++++ Dataset excerpts ++++
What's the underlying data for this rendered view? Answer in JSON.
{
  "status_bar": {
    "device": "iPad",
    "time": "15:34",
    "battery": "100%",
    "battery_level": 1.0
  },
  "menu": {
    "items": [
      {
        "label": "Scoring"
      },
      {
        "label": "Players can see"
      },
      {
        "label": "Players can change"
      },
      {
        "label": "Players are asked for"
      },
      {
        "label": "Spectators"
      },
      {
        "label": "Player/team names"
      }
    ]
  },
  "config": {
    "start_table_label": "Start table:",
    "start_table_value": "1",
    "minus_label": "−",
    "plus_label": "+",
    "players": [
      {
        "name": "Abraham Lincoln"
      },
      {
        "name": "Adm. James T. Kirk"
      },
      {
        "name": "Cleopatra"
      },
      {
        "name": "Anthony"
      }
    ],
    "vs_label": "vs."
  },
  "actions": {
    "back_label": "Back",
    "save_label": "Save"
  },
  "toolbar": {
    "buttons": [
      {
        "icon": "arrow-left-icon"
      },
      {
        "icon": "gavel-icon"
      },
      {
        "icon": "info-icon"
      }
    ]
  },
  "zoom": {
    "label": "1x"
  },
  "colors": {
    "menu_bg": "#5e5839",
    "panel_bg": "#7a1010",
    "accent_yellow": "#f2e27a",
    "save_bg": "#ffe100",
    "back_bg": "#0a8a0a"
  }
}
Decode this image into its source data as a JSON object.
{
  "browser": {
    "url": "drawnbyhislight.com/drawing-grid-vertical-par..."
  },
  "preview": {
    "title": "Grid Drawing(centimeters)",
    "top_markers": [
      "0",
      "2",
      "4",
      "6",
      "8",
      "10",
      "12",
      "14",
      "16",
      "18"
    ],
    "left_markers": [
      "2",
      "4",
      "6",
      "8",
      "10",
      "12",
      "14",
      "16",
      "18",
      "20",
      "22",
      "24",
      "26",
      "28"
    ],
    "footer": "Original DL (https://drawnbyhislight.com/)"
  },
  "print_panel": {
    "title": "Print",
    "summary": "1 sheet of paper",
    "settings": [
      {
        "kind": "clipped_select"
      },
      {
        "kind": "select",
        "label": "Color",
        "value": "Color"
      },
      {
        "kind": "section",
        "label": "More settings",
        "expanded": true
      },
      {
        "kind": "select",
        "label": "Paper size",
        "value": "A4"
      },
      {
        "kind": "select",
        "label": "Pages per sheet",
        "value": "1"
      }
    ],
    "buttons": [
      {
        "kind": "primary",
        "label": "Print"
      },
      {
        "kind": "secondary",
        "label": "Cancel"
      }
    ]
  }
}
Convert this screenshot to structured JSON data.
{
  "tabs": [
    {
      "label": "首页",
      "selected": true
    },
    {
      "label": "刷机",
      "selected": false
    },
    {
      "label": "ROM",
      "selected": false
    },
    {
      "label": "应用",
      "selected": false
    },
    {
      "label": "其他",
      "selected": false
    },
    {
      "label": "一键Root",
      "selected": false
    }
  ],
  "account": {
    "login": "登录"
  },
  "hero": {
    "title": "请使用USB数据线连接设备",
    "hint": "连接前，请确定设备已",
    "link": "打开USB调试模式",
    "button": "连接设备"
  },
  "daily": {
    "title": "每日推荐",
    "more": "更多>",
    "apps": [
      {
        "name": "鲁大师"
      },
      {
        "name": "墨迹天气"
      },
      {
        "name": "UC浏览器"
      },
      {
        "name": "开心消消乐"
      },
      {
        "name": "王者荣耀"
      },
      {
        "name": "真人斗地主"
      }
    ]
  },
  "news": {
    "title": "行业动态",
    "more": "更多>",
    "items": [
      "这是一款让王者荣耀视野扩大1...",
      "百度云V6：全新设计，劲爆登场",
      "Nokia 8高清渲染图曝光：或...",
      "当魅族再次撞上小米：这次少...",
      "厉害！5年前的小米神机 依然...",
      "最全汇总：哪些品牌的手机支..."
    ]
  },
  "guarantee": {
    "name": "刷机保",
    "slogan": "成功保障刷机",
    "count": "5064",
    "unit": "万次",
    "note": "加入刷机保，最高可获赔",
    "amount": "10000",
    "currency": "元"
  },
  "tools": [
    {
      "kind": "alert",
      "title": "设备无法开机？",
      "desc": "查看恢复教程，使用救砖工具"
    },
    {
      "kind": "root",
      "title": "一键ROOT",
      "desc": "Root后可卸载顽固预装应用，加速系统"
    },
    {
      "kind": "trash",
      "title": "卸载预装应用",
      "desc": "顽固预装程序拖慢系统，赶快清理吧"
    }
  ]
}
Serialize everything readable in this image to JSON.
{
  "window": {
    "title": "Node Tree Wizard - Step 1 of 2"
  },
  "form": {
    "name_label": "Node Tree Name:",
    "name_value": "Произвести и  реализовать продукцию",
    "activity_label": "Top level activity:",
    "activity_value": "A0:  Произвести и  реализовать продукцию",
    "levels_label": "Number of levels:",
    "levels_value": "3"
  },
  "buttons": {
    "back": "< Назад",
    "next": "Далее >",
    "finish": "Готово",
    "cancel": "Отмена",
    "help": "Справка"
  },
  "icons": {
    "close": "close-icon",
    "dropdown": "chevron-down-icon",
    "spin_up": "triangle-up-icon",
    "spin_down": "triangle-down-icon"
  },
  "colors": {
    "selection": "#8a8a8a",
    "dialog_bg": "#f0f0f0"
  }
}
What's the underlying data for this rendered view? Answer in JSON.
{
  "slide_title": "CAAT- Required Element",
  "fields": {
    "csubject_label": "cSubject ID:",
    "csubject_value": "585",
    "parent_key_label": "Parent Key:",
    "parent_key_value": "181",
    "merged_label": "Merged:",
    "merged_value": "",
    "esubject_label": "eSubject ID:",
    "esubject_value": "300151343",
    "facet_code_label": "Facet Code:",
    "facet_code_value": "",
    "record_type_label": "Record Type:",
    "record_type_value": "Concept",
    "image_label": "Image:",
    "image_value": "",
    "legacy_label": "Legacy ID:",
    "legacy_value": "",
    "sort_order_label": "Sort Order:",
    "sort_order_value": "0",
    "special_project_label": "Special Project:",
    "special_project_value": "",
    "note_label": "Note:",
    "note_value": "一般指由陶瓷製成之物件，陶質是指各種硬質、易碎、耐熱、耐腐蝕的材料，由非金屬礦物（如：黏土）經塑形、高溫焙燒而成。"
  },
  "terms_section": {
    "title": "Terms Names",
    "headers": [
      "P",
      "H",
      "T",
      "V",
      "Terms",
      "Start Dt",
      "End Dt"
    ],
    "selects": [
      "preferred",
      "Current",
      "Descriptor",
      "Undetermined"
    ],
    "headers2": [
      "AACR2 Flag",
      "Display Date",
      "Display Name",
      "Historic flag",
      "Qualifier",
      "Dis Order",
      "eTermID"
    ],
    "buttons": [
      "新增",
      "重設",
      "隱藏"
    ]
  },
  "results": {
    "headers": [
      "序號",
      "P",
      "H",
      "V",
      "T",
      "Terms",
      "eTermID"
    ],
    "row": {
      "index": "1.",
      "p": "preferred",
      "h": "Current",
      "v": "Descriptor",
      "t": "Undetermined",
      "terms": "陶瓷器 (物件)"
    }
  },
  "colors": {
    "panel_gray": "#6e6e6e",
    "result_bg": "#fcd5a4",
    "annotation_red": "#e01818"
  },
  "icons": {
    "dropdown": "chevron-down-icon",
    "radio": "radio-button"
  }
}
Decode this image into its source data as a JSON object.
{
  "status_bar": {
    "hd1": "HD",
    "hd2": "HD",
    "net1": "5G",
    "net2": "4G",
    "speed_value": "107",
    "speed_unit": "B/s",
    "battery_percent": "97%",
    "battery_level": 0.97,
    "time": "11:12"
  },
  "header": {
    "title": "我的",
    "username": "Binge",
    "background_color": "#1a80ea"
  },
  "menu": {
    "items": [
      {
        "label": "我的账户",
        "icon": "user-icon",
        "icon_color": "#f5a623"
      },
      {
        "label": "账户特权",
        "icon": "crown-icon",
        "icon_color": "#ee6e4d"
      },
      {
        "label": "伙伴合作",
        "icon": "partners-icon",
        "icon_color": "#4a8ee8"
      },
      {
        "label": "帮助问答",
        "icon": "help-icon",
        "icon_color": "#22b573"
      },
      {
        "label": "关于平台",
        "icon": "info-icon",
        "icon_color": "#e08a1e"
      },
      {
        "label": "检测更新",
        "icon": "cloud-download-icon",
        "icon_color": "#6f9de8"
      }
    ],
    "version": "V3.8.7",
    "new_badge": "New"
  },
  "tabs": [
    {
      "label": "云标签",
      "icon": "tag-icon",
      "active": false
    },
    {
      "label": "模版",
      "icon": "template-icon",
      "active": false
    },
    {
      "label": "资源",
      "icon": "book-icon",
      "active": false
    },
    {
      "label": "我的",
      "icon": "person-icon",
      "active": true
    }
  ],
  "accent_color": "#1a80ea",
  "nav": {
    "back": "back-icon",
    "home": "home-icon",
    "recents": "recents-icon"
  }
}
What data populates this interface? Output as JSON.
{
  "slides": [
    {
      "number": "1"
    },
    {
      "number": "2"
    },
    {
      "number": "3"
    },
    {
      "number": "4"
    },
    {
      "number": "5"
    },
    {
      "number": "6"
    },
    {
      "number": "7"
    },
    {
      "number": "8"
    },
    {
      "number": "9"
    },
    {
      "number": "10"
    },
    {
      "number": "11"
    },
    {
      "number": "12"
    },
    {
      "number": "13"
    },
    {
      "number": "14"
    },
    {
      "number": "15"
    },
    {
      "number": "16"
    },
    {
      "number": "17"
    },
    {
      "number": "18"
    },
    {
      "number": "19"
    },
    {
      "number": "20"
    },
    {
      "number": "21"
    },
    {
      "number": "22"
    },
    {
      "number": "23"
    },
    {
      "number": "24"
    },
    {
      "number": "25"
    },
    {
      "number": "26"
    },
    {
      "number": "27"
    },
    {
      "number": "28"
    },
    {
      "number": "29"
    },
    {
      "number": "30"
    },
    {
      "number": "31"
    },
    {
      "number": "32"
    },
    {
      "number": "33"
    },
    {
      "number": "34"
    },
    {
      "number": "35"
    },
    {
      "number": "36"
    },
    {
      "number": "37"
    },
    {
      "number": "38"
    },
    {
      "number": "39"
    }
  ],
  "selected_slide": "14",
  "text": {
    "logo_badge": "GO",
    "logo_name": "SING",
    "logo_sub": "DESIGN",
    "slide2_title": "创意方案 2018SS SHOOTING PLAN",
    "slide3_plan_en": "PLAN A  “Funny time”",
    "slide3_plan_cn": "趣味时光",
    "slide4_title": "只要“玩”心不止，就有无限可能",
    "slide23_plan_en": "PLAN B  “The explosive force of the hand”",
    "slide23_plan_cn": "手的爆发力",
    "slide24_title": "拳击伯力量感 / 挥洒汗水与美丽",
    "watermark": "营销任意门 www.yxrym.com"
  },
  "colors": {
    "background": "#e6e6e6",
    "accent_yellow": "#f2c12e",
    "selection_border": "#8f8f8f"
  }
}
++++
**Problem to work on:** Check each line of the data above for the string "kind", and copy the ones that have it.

**Reply to the exercise:**
        "kind": "clipped_select"
        "kind": "select",
        "kind": "section",
        "kind": "select",
        "kind": "select",
        "kind": "primary",
        "kind": "secondary",
      "kind": "alert",
      "kind": "root",
      "kind": "trash",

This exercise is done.